Exercise details
Below is a block of data; give all of it again word for word.

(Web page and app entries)
———

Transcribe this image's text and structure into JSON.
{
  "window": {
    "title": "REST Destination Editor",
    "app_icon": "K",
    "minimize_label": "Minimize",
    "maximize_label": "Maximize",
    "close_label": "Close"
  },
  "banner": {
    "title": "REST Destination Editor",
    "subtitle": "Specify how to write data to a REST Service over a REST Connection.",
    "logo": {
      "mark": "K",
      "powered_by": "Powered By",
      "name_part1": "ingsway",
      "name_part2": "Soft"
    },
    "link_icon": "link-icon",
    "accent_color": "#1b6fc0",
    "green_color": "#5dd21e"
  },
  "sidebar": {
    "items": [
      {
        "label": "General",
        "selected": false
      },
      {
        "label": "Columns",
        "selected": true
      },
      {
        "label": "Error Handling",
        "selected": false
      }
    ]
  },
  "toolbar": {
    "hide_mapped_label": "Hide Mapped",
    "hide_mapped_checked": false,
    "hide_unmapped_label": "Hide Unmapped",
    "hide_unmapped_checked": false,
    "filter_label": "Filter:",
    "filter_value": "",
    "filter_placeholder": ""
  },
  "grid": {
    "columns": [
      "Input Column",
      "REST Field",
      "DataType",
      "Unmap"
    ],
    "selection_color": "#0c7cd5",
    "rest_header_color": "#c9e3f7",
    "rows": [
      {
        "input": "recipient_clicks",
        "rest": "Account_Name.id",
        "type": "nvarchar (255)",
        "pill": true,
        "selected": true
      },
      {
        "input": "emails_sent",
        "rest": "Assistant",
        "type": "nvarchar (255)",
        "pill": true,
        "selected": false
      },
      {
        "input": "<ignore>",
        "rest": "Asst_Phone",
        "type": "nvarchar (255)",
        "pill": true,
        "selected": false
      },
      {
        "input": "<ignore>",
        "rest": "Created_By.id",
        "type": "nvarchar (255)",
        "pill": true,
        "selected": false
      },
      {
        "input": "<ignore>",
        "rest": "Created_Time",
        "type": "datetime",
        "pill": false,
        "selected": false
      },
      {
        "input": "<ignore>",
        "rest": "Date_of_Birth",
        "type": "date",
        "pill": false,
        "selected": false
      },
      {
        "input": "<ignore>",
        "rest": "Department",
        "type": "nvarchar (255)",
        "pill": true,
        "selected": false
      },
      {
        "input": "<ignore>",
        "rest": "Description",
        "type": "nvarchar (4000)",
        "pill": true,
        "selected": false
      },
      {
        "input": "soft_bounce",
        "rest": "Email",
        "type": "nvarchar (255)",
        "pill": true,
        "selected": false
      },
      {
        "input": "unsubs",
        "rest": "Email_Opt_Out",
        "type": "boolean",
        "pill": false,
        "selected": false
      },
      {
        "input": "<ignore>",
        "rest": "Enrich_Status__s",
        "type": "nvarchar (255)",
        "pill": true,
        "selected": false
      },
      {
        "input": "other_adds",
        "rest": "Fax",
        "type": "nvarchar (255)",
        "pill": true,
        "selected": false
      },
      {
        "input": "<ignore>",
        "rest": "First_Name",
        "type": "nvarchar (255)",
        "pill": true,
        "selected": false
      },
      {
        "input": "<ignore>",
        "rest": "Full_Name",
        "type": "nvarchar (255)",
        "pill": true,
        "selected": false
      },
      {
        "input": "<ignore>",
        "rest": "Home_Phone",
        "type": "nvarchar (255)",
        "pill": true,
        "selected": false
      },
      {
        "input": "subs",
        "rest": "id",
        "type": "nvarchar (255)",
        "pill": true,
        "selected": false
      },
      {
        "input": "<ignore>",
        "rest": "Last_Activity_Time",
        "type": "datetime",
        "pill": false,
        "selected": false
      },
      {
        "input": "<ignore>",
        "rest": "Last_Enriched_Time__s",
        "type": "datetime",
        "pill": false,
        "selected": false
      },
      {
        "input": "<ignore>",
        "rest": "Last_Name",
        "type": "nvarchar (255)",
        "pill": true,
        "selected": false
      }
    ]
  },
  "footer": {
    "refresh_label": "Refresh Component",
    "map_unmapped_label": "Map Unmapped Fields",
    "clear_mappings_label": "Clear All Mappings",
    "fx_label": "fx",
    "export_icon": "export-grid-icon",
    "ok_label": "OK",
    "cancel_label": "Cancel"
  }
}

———

Written response
Transcribe this image's text and structure into JSON.
{
  "window": {
    "title": "REST Destination Editor",
    "app_icon": "K",
    "minimize_label": "Minimize",
    "maximize_label": "Maximize",
    "close_label": "Close"
  },
  "banner": {
    "title": "REST Destination Editor",
    "subtitle": "Specify how to write data to a REST Service over a REST Connection.",
    "logo": {
      "mark": "K",
      "powered_by": "Powered By",
      "name_part1": "ingsway",
      "name_part2": "Soft"
    },
    "link_icon": "link-icon",
    "accent_color": "#1b6fc0",
    "green_color": "#5dd21e"
  },
  "sidebar": {
    "items": [
      {
        "label": "General",
        "selected": false
      },
      {
        "label": "Columns",
        "selected": true
      },
      {
        "label": "Error Handling",
        "selected": false
      }
    ]
  },
  "toolbar": {
    "hide_mapped_label": "Hide Mapped",
    "hide_mapped_checked": false,
    "hide_unmapped_label": "Hide Unmapped",
    "hide_unmapped_checked": false,
    "filter_label": "Filter:",
    "filter_value": "",
    "filter_placeholder": ""
  },
  "grid": {
    "columns": [
      "Input Column",
      "REST Field",
      "DataType",
      "Unmap"
    ],
    "selection_color": "#0c7cd5",
    "rest_header_color": "#c9e3f7",
    "rows": [
      {
        "input": "recipient_clicks",
        "rest": "Account_Name.id",
        "type": "nvarchar (255)",
        "pill": true,
        "selected": true
      },
      {
        "input": "emails_sent",
        "rest": "Assistant",
        "type": "nvarchar (255)",
        "pill": true,
        "selected": false
      },
      {
        "input": "<ignore>",
        "rest": "Asst_Phone",
        "type": "nvarchar (255)",
        "pill": true,
        "selected": false
      },
      {
        "input": "<ignore>",
        "rest": "Created_By.id",
        "type": "nvarchar (255)",
        "pill": true,
        "selected": false
      },
      {
        "input": "<ignore>",
        "rest": "Created_Time",
        "type": "datetime",
        "pill": false,
        "selected": false
      },
      {
        "input": "<ignore>",
        "rest": "Date_of_Birth",
        "type": "date",
        "pill": false,
        "selected": false
      },
      {
        "input": "<ignore>",
        "rest": "Department",
        "type": "nvarchar (255)",
        "pill": true,
        "selected": false
      },
      {
        "input": "<ignore>",
        "rest": "Description",
        "type": "nvarchar (4000)",
        "pill": true,
        "selected": false
      },
      {
        "input": "soft_bounce",
        "rest": "Email",
        "type": "nvarchar (255)",
        "pill": true,
        "selected": false
      },
      {
        "input": "unsubs",
        "rest": "Email_Opt_Out",
        "type": "boolean",
        "pill": false,
        "selected": false
      },
      {
        "input": "<ignore>",
        "rest": "Enrich_Status__s",
        "type": "nvarchar (255)",
        "pill": true,
        "selected": false
      },
      {
        "input": "other_adds",
        "rest": "Fax",
        "type": "nvarchar (255)",
        "pill": true,
        "selected": false
      },
      {
        "input": "<ignore>",
        "rest": "First_Name",
        "type": "nvarchar (255)",
        "pill": true,
        "selected": false
      },
      {
        "input": "<ignore>",
        "rest": "Full_Name",
        "type": "nvarchar (255)",
        "pill": true,
        "selected": false
      },
      {
        "input": "<ignore>",
        "rest": "Home_Phone",
        "type": "nvarchar (255)",
        "pill": true,
        "selected": false
      },
      {
        "input": "subs",
        "rest": "id",
        "type": "nvarchar (255)",
        "pill": true,
        "selected": false
      },
      {
        "input": "<ignore>",
        "rest": "Last_Activity_Time",
        "type": "datetime",
        "pill": false,
        "selected": false
      },
      {
        "input": "<ignore>",
        "rest": "Last_Enriched_Time__s",
        "type": "datetime",
        "pill": false,
        "selected": false
      },
      {
        "input": "<ignore>",
        "rest": "Last_Name",
        "type": "nvarchar (255)",
        "pill": true,
        "selected": false
      }
    ]
  },
  "footer": {
    "refresh_label": "Refresh Component",
    "map_unmapped_label": "Map Unmapped Fields",
    "clear_mappings_label": "Clear All Mappings",
    "fx_label": "fx",
    "export_icon": "export-grid-icon",
    "ok_label": "OK",
    "cancel_label": "Cancel"
  }
}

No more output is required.